Available data below:

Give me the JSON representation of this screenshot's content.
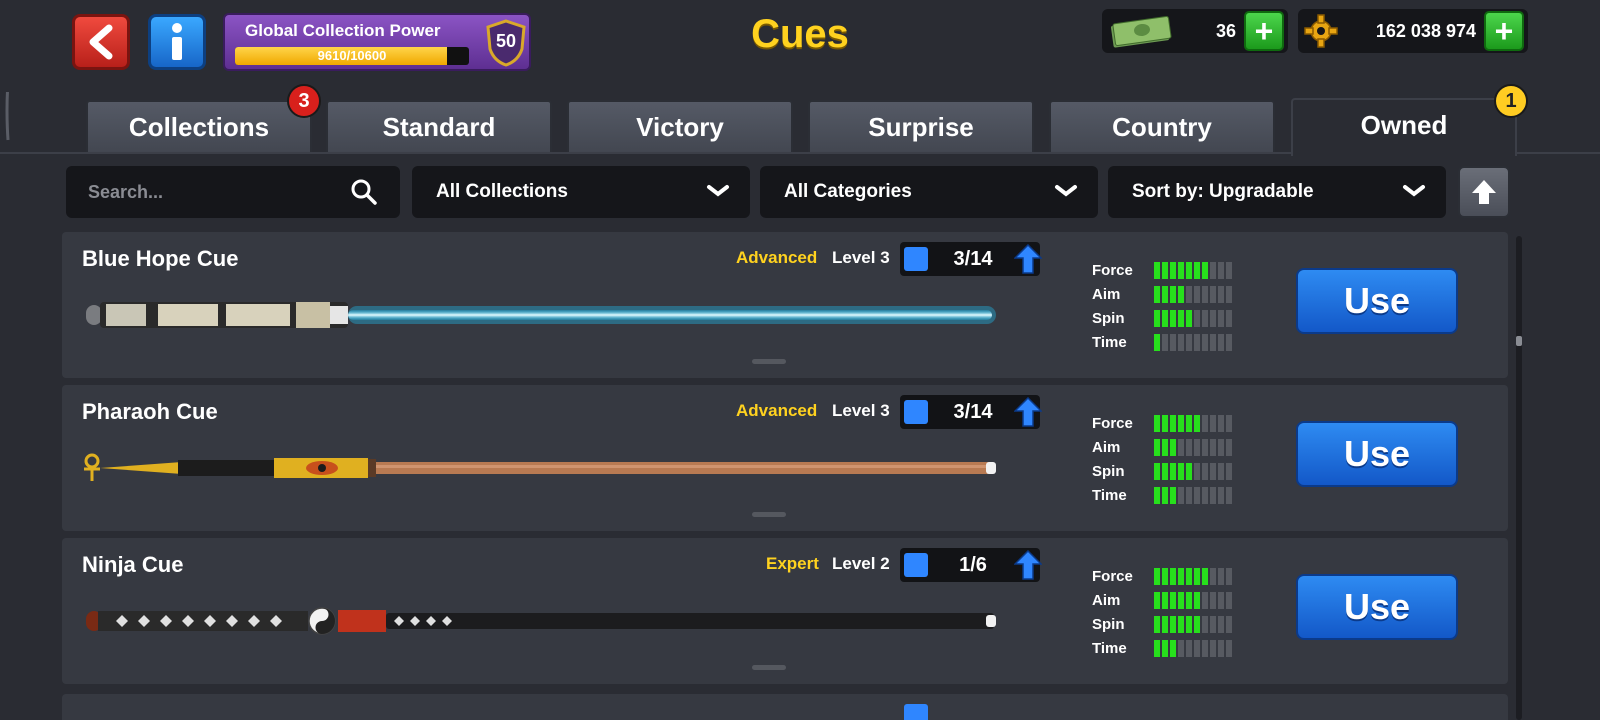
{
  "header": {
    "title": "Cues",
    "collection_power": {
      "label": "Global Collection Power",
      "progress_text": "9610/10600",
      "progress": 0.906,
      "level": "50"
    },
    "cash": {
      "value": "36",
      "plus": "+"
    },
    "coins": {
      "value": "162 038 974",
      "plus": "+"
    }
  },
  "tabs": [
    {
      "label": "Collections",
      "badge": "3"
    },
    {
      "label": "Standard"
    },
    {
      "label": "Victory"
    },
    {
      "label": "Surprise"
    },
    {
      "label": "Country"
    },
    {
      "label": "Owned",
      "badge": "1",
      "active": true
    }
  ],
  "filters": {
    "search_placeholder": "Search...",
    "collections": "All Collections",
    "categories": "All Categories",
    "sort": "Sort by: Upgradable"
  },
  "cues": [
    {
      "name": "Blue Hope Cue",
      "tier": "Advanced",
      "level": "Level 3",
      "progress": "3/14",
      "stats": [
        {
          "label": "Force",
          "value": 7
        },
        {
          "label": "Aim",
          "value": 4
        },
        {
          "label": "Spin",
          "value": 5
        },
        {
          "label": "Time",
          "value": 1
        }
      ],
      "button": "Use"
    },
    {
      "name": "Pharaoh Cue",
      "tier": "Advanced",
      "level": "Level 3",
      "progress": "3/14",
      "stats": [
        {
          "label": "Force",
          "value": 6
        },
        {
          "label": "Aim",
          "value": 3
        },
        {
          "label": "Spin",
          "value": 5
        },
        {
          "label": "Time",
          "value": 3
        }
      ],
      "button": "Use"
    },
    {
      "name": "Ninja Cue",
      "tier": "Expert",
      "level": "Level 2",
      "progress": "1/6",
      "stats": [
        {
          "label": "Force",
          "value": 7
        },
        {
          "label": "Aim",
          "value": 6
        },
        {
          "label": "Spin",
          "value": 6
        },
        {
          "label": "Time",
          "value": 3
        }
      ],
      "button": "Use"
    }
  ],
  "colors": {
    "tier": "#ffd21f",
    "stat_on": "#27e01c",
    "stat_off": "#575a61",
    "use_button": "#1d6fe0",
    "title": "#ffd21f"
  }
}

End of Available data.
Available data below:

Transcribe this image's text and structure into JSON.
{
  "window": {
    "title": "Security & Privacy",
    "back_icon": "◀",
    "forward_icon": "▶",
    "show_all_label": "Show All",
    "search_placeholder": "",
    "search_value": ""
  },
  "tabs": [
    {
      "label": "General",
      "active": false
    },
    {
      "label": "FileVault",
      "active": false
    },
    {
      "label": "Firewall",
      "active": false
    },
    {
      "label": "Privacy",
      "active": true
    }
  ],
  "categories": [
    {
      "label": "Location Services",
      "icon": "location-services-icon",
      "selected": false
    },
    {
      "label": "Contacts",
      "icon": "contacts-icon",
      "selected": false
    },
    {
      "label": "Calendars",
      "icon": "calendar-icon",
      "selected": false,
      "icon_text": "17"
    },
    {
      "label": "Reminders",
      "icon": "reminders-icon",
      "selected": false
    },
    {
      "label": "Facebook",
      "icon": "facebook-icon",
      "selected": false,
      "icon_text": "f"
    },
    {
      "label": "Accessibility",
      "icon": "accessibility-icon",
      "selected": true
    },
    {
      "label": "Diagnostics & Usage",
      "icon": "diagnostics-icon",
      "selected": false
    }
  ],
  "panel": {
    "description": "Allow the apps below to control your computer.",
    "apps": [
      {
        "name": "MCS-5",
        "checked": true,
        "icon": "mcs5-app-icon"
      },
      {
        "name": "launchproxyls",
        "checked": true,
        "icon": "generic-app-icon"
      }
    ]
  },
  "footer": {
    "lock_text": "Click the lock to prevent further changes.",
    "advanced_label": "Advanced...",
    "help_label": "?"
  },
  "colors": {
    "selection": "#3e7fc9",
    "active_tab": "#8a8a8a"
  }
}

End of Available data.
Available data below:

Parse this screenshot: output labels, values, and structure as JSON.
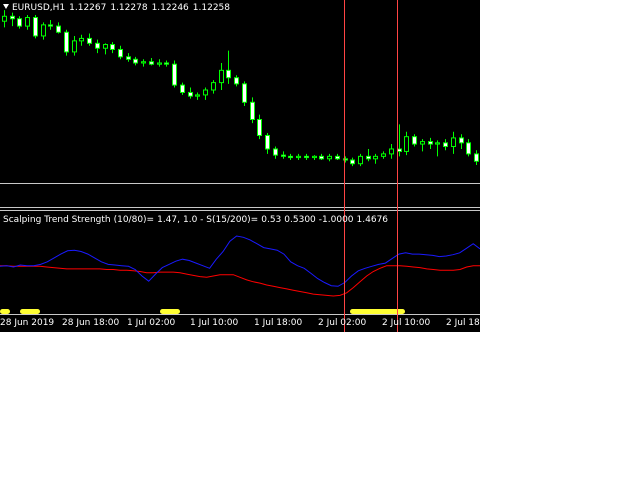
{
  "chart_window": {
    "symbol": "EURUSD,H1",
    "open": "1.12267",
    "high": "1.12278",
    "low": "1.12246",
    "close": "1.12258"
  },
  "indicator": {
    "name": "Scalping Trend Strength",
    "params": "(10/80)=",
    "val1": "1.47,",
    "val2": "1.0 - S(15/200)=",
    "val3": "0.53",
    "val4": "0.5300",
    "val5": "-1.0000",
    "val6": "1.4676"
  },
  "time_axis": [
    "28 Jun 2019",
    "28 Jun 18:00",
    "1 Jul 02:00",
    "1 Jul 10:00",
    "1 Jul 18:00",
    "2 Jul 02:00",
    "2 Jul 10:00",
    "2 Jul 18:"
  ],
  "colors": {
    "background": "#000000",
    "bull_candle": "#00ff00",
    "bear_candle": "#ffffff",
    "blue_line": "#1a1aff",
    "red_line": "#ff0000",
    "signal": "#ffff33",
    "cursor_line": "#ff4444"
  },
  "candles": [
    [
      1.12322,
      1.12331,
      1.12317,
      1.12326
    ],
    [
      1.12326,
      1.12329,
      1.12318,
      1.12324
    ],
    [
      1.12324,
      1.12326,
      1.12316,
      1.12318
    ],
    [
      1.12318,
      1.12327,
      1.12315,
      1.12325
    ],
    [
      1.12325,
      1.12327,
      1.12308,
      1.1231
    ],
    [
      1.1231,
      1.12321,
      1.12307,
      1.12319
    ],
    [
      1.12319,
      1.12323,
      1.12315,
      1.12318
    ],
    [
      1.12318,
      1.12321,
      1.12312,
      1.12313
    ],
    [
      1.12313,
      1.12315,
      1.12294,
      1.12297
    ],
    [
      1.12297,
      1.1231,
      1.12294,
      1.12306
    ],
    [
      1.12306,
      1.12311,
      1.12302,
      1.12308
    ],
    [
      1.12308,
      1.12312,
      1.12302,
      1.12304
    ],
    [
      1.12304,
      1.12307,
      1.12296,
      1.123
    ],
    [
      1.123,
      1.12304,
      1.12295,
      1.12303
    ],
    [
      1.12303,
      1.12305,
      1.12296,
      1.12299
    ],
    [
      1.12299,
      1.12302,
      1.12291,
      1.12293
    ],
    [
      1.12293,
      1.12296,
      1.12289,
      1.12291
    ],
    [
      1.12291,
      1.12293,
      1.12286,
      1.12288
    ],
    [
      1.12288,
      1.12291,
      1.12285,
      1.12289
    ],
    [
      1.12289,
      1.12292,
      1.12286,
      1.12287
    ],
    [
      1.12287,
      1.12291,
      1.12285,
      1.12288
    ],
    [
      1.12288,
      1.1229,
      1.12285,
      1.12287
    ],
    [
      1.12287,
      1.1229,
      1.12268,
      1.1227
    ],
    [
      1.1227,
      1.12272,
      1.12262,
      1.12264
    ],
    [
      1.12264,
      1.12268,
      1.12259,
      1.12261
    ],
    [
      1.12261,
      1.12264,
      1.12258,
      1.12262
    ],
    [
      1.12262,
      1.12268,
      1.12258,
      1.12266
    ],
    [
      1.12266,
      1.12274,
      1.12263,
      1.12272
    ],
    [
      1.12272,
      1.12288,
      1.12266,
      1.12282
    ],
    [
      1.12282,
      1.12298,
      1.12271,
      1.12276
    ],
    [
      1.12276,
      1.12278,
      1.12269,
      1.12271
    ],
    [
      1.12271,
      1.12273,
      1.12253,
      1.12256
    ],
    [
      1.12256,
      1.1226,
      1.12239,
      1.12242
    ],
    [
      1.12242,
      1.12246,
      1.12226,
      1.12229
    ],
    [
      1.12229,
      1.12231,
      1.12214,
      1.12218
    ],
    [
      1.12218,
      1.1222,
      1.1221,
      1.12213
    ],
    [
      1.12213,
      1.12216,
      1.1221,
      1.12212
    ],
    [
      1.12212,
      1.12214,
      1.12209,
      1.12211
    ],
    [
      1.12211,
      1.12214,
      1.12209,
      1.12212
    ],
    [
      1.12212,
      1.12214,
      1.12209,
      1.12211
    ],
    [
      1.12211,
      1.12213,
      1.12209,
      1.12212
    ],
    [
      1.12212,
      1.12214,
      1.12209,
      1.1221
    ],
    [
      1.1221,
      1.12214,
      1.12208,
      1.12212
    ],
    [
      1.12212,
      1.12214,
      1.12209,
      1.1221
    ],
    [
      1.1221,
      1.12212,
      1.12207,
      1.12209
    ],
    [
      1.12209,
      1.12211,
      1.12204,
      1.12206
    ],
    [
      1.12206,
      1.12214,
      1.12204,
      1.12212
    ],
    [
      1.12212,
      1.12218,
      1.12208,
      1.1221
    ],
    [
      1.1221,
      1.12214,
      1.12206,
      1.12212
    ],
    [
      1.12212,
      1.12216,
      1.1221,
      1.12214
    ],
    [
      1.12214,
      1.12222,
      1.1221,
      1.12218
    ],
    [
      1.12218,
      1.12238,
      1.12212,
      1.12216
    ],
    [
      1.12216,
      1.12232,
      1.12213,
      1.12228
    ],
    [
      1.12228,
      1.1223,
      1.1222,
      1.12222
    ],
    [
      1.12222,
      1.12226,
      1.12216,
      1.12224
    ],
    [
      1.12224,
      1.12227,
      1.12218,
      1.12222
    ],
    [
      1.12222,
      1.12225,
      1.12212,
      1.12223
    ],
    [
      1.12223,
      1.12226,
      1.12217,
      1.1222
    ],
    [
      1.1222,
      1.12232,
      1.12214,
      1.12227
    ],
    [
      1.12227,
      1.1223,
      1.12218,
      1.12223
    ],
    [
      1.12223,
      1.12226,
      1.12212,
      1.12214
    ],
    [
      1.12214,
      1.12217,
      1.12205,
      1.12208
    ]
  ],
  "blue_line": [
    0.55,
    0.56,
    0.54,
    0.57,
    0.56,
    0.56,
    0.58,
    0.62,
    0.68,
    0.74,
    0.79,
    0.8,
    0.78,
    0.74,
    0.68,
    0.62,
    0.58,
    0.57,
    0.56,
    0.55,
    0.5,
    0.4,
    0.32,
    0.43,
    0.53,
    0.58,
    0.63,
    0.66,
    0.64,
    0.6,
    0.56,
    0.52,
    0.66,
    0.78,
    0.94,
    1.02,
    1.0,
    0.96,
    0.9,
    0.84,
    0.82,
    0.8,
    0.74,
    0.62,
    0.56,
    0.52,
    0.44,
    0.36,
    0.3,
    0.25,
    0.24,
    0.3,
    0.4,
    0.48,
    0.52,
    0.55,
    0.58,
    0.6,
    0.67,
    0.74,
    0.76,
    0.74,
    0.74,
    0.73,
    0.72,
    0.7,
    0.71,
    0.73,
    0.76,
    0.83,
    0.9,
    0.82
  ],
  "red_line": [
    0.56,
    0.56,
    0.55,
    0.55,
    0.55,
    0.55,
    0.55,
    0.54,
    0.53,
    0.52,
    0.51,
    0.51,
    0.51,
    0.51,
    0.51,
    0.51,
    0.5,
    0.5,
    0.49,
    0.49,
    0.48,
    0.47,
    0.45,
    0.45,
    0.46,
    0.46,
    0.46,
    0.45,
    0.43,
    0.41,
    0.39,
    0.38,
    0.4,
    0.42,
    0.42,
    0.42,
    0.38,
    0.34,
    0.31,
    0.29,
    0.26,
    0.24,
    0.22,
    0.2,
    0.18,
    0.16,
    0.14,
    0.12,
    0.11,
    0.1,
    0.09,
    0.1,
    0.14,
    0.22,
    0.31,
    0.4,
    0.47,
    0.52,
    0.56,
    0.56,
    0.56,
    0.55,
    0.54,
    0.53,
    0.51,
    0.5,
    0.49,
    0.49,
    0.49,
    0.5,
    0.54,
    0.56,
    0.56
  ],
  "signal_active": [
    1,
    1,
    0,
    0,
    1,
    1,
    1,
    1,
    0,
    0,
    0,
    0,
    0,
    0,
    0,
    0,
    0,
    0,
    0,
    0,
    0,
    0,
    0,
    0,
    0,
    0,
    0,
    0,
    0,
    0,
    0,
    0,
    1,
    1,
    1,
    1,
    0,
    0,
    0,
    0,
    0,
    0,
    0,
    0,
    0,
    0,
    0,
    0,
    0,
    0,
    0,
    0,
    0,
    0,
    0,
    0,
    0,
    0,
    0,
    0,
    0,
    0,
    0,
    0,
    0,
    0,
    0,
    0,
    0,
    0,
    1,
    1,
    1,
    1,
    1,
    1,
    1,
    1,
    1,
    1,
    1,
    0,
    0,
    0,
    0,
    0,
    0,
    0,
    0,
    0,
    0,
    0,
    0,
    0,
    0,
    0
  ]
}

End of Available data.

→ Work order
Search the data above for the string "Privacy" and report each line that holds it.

→ Written solution
    "title": "Security & Privacy",
      "label": "Privacy",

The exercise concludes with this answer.